Until recently, all that I knew about the plot of Shakespeare’s The Taming of the Shrew was what I had seen in 10 Things I Hate About You: the frosty, hostile Kat Stratford (Julia Stiles) softens when she accidentally falls for the slightly intimidating Patrick Verona (Heath Ledger). On my way to London, to see this production I felt reasonably excited by the prospect of watching the original play. The idea of going to see a performance at the Barbican over the Christmas period sounds enticing – especially when it is to watch something as cultured as a Shakespeare play. Little did I know that I would not be so pleased afterwards.
The Barbican must be given praise – it is beautiful. Comfortable and well decorated with a variety of bars and friendly staff, the Barbican was the best theatre I have been to so far. I was lucky enough to be upgraded to a seat in the stalls, central and just three rows back from the stage. A perfect situation, considering that my student budget had initially only allowed me to buy seats up high, with a restricted view. The set was brilliant, the music was beautiful, and the musicians could be seen facing us from just above the stage, which I thought was a nice touch. The costume design was also impressive, and the clothes were a good match to the Elizabethan period.
The acting itself was polished and the cast was diverse. They threw themselves fully into the plot and the energy in their opening lines sounded hilarious. One woman was particularly funny, managing to walk across the stage in her huge dress as though she were floating, for a moment I thought she might have been on roller skates. Each act opened with Tudor dancing and singing, a noteworthy spectacle, especially as this was a common theme of courtly entertainment in the Elizabethan age.
However, as the play moved on after the interval, I grew increasingly uncomfortable with the actual plot of Shakespeare’s play, the details of which I was previously unaware of. I am amazed that this play is still allowed to be shown to a modern audience, seeing as the whole of the play’s latter half seems to glorify relationship abuse. In the original version ‘the shrew’ is Katherine, a woman who is too unpleasant for anyone to want to marry her. In this version at the Barbican, there was a conscious gender reversal and Katherine was played by a man who is wooed by a woman determined to secure him for his fortune. In an attempt to tame him, she starves him, forbids him from seeing his family and humiliates him until he does exactly as she tells him to. Watching the adapted film 10 Things I Hate About You did not prepare me for the horror of watching this misery unfold on stage. What was most troubling, is that the play was written comedically, as though the audience were supposed to find this physical and psychological torment amusing.
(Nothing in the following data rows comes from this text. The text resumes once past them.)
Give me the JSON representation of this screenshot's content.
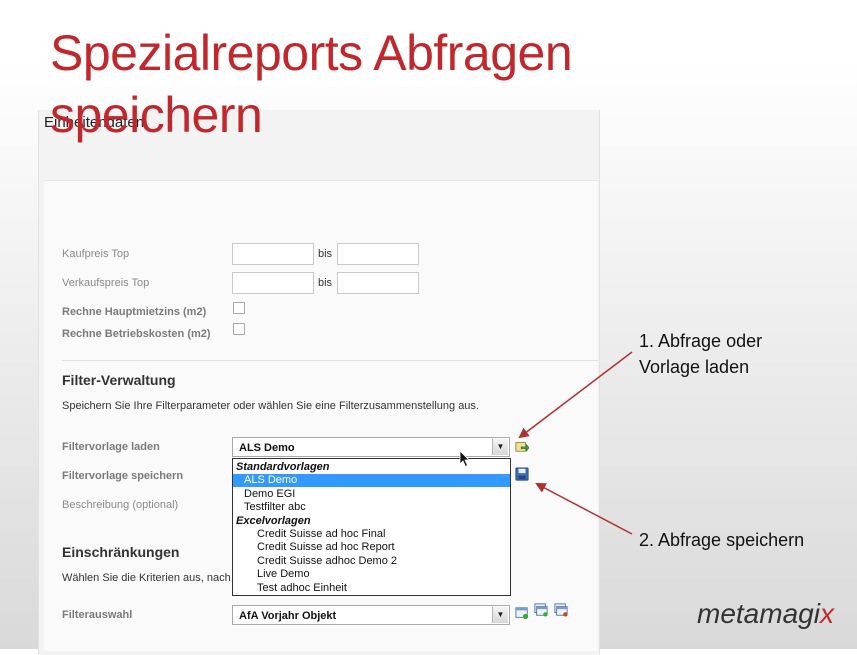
{
  "slide": {
    "title": "Spezialreports Abfragen speichern"
  },
  "panel": {
    "header": "Einheitendaten"
  },
  "fields": {
    "kaufpreis_label": "Kaufpreis Top",
    "kaufpreis_bis": "bis",
    "verkaufspreis_label": "Verkaufspreis Top",
    "verkaufspreis_bis": "bis",
    "hauptmietzins_label": "Rechne Hauptmietzins (m2)",
    "betriebskosten_label": "Rechne Betriebskosten (m2)"
  },
  "filter_verwaltung": {
    "heading": "Filter-Verwaltung",
    "description": "Speichern Sie Ihre Filterparameter oder wählen Sie eine Filterzusammenstellung aus.",
    "laden_label": "Filtervorlage laden",
    "laden_value": "ALS Demo",
    "speichern_label": "Filtervorlage speichern",
    "beschreibung_label": "Beschreibung (optional)"
  },
  "dropdown": {
    "items": [
      {
        "text": "Standardvorlagen",
        "kind": "group"
      },
      {
        "text": "ALS Demo",
        "kind": "opt",
        "selected": true
      },
      {
        "text": "Demo EGI",
        "kind": "opt"
      },
      {
        "text": "Testfilter abc",
        "kind": "opt"
      },
      {
        "text": "Excelvorlagen",
        "kind": "group"
      },
      {
        "text": "Credit Suisse ad hoc Final",
        "kind": "sub"
      },
      {
        "text": "Credit Suisse ad hoc Report",
        "kind": "sub"
      },
      {
        "text": "Credit Suisse adhoc Demo 2",
        "kind": "sub"
      },
      {
        "text": "Live Demo",
        "kind": "opt2"
      },
      {
        "text": "Test adhoc Einheit",
        "kind": "opt2"
      }
    ]
  },
  "einschraenkungen": {
    "heading": "Einschränkungen",
    "description": "Wählen Sie die Kriterien aus, nach",
    "filterauswahl_label": "Filterauswahl",
    "filterauswahl_value": "AfA Vorjahr Objekt"
  },
  "annotations": {
    "first_line1": "1. Abfrage oder",
    "first_line2": "Vorlage laden",
    "second": "2. Abfrage speichern"
  },
  "logo": {
    "main": "metamagi",
    "accent": "x"
  },
  "colors": {
    "title_red": "#c0282d",
    "selection_blue": "#3399ff",
    "arrow_red": "#b03030"
  }
}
The first half of the play was legitimately funny with no horrific actions, featuring mild comedy instead as the actors jokingly flounced across the stage. After that, the laughter ceased. However, what the gender reversal (which was done for every character in the play) in this production powerfully emphasized is that whether Katherine is played by a man or a woman, whichever way around the genders are portrayed, The Taming of the Shrew has a disturbing plot. It is yet more concerning to imagine that an Elizabethan audience would have found it comical, that any kind of relationship distress could be taken light-heartedly. The play ends with Katherine becoming completely obedient to his wife, proclaiming that any man who does not do what his wife tells him to is a selfish fool. I could not believe my ears. In light of this, I am not surprised at all that 10 Things I Hate About You diverges from the original plot; this play encourages domestic abuse, and as such is not fit for viewing.
It must be noted though that despite the fact that I believe The Taming of the Shrew – as a play – should be banned, the acting in this performance was of the highest quality, and the experience of the theatre itself was good. I would highly recommend going to watch a production at the Barbican, as long as it isn’t this play.
– Eleanor Braham